Kitchen Design - Thinking Outside the Triangle
  Most of us have heard the term “work triangle” used in reference to maximum space efficiency in the kitchen. Simply put, the work triangle is considered the most functional, optimal use of space between the refrigerator, stove, and sink. In today’s kitchen the focus has broadened beyond a simple, utilitarian space to one that is multi-functional. Consider the following guidelines.
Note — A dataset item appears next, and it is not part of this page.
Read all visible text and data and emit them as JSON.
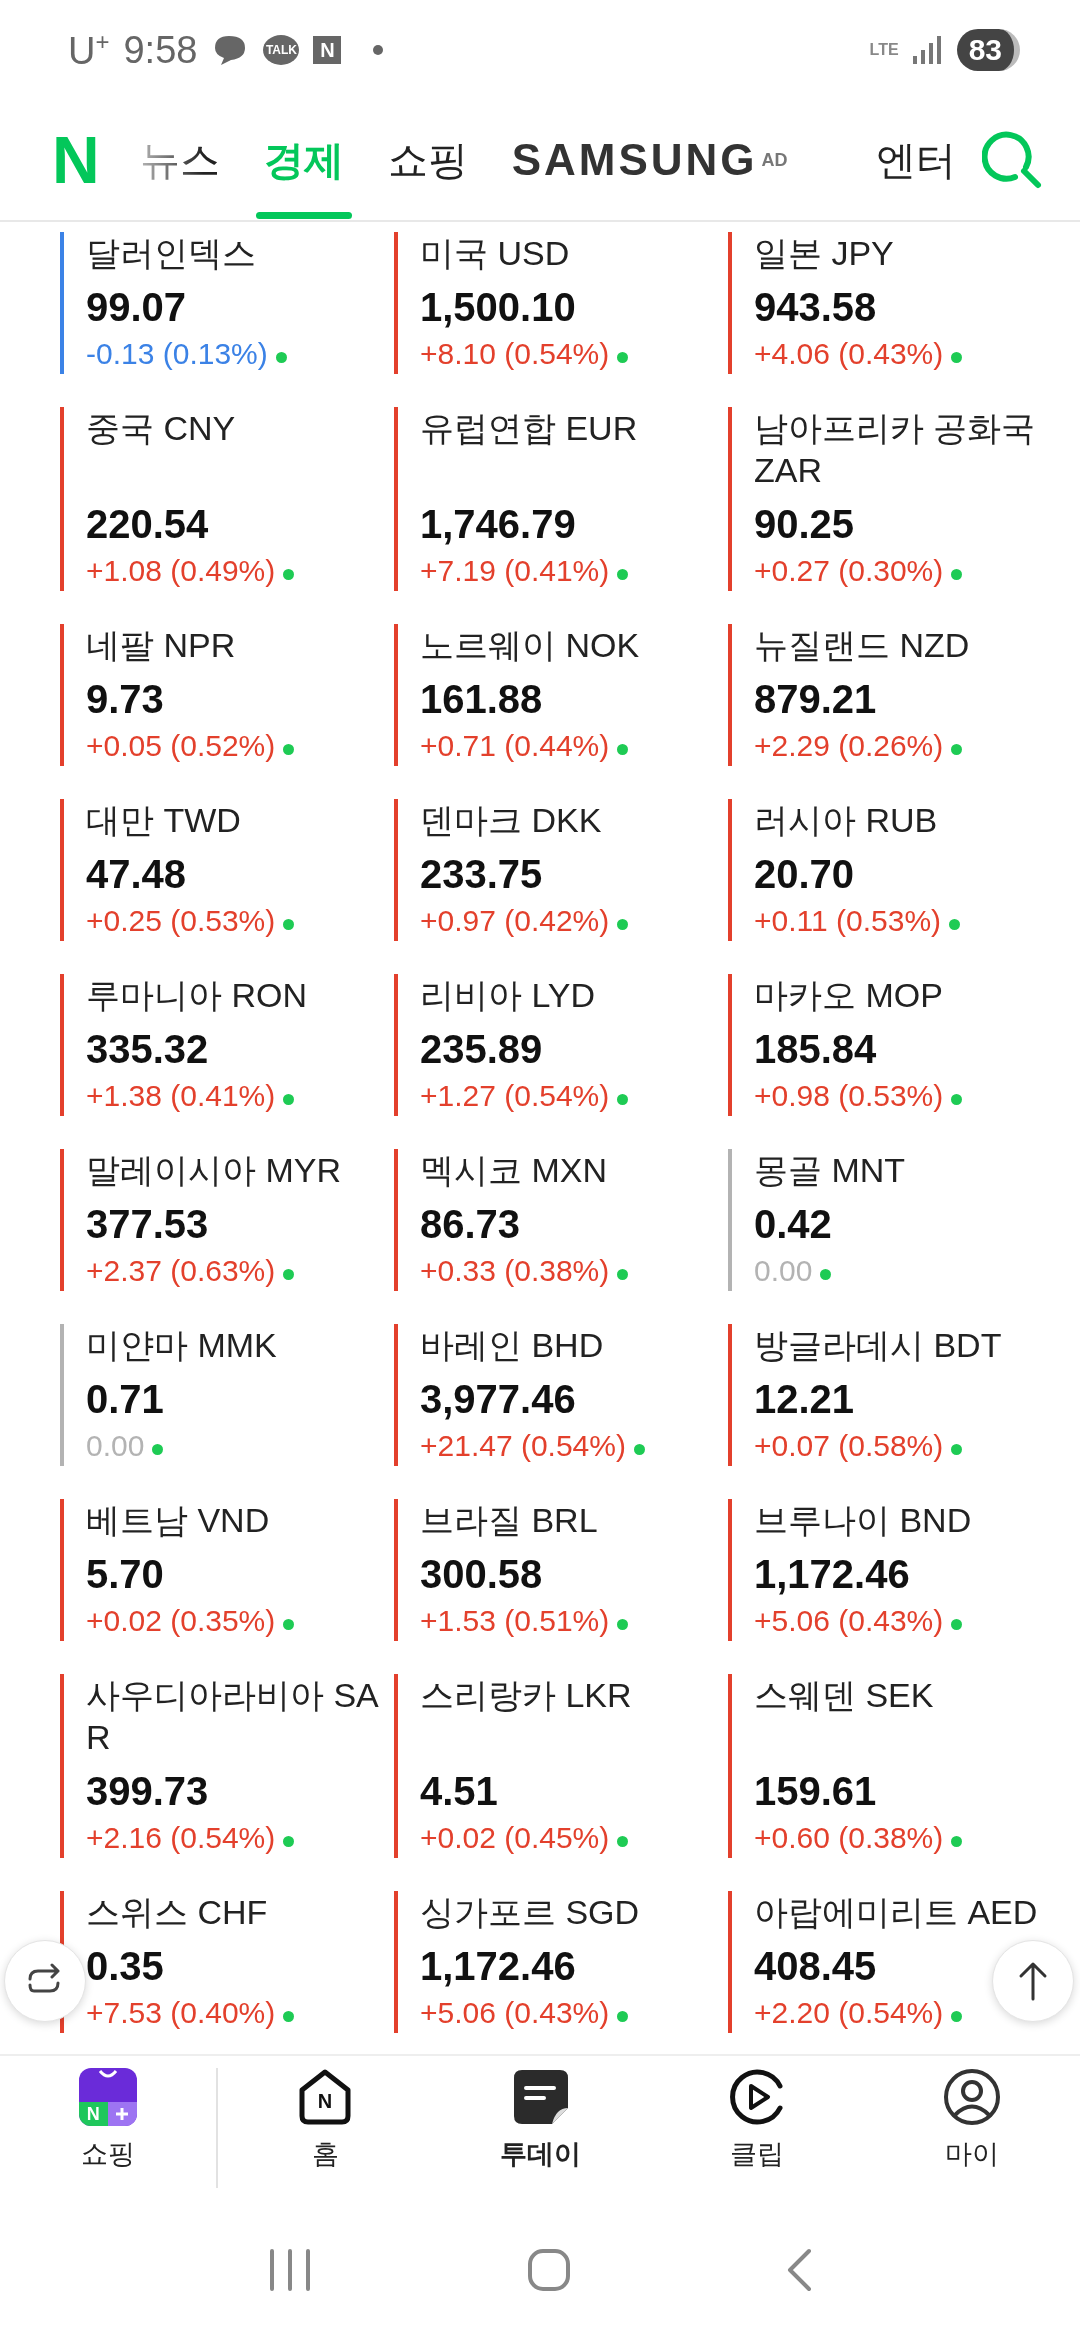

DETERMINE THE PRIMARY USES OF THE KITCHEN SPACE An obvious consideration when designing your kitchen is food preparation. A kitchen island provides ample preparation area, and can often be fit to house a second sink, a range, built-in appliances, or the added benefit of additional seating space. If an island is out of the question, you will want to carefully plan your storage solutions. Your goal is to optimize the usable counter space by minimizing counter clutter. Traditional cabinetry and freestanding kitchen pieces, such as buffets, sideboards and hutches, offer substantial storage for everything from dishes, pots and pans, to cook books and pantry items. Not only are these pieces highly functional, but there is a style, shape and price-point for every budget.

Activities that take place in a kitchen are as diverse as the families who inhabit them. Some of the more common include managing household finances, doing homework, downloading recipes and casual entertaining. These activities clearly fall outside the realm of the work triangle but should be given no less consideration when planning your space. Consider a built-in or freestanding desk. For casual entertaining, and even daily meals, a sturdy, comfortable table and chairs are an essential feature of the modern kitchen. If you have the space, consider including a seating area for reading and relaxing while still staying “part of the action”.

ANALYZE HOW YOUR FAMILY USES THE SPACE No two days are exactly the same, but families do tend to have fairly consistent daily habits. Arm yourself with this information when creating your floor plan. What is the typical daily traffic pattern through the space - is there a comfortable spot for everyone? How many people will use the room at one time or separately? This information will help in a number of ways - it will allow you to gauge how much seating is required and how much storage will you need. You will want to make the space open enough to allow for comfortable traffic flow, yet cozy enough to allow it to remain what it truly is – the heart of the home.

WHAT IS YOUR PERSONAL STYLE Whether your style is classic, contemporary, European-inspired or country casual, there are a host of options available to create your perfect kitchen. Use the guidelines provided above to determine how best to optimize the space – then simply apply your personal style, stir and there you have it – your perfect kitchen!